If you are interested in helping YODEP, please let me know and I can provide further info!

Yorkshire Three Peaks Challenge

A couple of days ago I completed the Yorkshire Three Peaks Challenge* alongside a group of wonderful ladies, and as per my previous post on Richmond 10K, DO NOT PANIC – this is not a dull step-by-step account of the event. In fact, the inspiration behind this post was a fellow runner informing me that as someone who runs regularly, the Three Peaks would be “incredibly easy and barely a challenge.” I can confirm that this was not the case (I never thought it would be the case because I’m not an absolute moron) and would like to point out that arrogance is never an attractive trait.

The Yorkshire Three Peaks Challenge covers almost the same distance as a marathon. However, I would like to highlight below why hiking this distance is not necessarily ‘easier’ than running a marathon**:
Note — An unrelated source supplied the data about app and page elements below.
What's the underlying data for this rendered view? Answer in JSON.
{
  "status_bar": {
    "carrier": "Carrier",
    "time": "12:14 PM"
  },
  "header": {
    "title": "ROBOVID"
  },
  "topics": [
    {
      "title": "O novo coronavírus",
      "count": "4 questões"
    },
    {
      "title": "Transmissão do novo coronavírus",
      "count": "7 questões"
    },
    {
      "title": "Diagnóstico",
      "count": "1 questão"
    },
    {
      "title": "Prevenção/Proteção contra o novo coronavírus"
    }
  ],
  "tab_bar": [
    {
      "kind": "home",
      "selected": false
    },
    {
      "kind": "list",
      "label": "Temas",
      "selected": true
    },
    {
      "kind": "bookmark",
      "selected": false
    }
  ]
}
  1. Although hiking and running have many similarities, the difference in speed and gradient between the two activities alters the way in which the muscles are used. Tackling the Three Peaks has resulted in some unexpected hip abductor pain, which I have never experienced with running!
  1. I was carrying a backpack, which of course had an impact on my back muscles. I also packed the backpack with copious unnecessary items, such as a wooly hat and thermal trousers (it was one of the hottest days of the year, yet I was convinced there would be snow at the top of each peak.)
  1. I found this a lot more difficult than marathon/long run nutrition! In order to keep my backpack as light as possible, I packed multiple energy/protein bars and (unlike the others in my team) did not include any ‘real food.’ Unsurprisingly, by the time I had consumed my 9th energy bar, I felt pretty vile. It was verging on dangerous, and nobody wants to do a Paula Radcliffe.
  1. I was incredibly lucky as I completed the Three Peaks with a team of ladies who were familiar with the route. This may have resulted in me being slightly lazy, as I didn’t even need to consider things such as navigation and travel arrangements – if I were in charge of navigation, we would have all been doomed.

All in all, the Yorkshire Three Peak Challenge was a fantastic experience, and I am now SO keen to take on the National Three Peaks Challenge. Have you taken part in any of the Three Peaks challenges? Do you have any tips on the National Three Peaks Challenge – when is the best time of year to complete this etc.?

*The Yorkshire Three Peaks is a hiking challenge, taking on the following peaks: Pen-y-Ghent, Whernside and Ingleborough.

**I understand that some of these points may still be relevant for ultra marathons/trail marathons etc. However, I am comparing hiking the Three Peaks to my own marathon experiences thus far.